**ACTIVITY**
In the entries below, how many lines hold the word "EURUSD"? Answer with the number only.

(Component data from apps and pages)
====================
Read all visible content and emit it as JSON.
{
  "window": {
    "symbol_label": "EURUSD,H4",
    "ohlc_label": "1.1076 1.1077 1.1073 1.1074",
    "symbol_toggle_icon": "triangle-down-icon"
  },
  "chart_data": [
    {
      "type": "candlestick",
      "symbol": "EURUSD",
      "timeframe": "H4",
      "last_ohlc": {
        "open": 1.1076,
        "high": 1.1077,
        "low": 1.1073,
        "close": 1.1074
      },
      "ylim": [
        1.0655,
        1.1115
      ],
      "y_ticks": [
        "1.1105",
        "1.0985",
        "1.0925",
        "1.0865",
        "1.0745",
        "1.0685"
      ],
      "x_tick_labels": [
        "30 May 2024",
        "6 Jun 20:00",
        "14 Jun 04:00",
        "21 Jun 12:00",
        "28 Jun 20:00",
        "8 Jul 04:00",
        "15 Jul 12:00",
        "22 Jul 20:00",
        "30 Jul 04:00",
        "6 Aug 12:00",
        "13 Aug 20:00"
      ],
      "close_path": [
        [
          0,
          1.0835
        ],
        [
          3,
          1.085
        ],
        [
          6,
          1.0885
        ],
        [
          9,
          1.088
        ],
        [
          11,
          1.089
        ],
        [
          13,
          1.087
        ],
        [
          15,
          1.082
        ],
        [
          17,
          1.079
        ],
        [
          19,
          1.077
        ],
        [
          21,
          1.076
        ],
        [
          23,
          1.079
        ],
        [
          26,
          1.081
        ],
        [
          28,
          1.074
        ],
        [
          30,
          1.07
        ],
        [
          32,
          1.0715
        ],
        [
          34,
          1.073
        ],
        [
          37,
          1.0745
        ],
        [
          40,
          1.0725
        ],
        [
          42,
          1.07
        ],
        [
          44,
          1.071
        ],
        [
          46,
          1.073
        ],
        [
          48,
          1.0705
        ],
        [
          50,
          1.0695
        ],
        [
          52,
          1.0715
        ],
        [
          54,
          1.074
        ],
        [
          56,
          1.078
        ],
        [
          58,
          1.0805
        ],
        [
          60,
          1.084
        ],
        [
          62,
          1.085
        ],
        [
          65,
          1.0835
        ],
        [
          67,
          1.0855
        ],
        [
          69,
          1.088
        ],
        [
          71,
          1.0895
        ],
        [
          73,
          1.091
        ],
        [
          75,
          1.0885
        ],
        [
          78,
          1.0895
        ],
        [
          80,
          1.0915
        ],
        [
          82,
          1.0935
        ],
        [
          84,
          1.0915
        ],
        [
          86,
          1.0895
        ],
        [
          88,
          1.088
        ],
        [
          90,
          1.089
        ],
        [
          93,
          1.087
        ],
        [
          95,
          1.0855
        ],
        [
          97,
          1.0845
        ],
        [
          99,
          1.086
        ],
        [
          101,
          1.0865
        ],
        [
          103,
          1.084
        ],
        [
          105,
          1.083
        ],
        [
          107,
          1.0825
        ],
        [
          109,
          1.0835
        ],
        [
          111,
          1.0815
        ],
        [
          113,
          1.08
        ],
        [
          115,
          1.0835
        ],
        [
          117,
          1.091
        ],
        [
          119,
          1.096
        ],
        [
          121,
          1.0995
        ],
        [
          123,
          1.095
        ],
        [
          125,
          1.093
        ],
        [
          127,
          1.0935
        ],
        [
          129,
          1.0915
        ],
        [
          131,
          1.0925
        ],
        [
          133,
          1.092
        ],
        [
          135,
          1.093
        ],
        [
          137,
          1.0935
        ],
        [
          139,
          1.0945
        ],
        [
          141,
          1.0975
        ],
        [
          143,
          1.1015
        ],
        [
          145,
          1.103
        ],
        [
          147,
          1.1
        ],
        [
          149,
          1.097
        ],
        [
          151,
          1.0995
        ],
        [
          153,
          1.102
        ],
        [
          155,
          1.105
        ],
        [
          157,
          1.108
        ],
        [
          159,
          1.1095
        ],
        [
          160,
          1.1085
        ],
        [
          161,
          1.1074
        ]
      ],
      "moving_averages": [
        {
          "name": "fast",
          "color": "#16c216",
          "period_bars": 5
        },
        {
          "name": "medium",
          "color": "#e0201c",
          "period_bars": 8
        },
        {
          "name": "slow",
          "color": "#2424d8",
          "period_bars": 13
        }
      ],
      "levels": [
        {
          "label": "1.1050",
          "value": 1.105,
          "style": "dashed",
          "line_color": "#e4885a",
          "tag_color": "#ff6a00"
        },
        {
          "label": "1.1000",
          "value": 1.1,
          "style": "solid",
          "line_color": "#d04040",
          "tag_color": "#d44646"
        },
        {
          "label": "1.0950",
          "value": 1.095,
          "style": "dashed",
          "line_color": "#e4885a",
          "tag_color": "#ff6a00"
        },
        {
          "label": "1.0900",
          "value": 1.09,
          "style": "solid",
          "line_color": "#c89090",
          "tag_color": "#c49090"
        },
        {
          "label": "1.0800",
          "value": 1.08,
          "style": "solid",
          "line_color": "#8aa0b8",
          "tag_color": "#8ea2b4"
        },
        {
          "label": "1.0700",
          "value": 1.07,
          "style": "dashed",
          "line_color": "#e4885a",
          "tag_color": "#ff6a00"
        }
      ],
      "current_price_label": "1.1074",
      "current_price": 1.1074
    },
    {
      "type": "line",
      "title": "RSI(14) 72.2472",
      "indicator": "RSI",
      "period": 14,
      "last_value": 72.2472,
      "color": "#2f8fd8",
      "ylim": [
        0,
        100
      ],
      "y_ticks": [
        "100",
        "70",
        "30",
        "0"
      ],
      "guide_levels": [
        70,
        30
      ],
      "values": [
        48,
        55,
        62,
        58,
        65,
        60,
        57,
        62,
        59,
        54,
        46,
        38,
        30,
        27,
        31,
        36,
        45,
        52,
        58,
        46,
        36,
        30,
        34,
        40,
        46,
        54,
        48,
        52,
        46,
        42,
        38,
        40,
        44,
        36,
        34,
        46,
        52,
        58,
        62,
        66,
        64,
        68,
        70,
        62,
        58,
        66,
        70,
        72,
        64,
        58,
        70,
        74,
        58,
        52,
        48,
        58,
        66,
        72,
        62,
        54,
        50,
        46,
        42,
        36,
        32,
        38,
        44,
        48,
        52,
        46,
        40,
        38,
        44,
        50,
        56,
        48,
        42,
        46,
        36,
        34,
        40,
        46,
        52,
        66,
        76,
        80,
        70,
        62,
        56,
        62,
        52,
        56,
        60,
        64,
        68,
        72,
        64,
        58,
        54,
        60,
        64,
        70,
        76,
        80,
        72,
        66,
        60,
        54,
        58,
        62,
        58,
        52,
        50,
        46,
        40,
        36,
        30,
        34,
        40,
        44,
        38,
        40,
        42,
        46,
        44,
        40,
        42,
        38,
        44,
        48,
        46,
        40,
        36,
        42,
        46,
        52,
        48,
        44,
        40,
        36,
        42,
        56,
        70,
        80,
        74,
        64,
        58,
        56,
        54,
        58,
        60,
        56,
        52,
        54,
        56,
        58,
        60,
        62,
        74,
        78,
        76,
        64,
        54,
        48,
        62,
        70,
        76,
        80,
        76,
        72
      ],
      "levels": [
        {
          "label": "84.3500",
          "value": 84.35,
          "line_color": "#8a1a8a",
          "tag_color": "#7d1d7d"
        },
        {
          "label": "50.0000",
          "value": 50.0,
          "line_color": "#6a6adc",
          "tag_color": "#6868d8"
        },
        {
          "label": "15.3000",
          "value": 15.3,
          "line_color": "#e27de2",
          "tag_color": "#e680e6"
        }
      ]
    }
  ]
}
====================
**COMPLETED EXERCISE**
2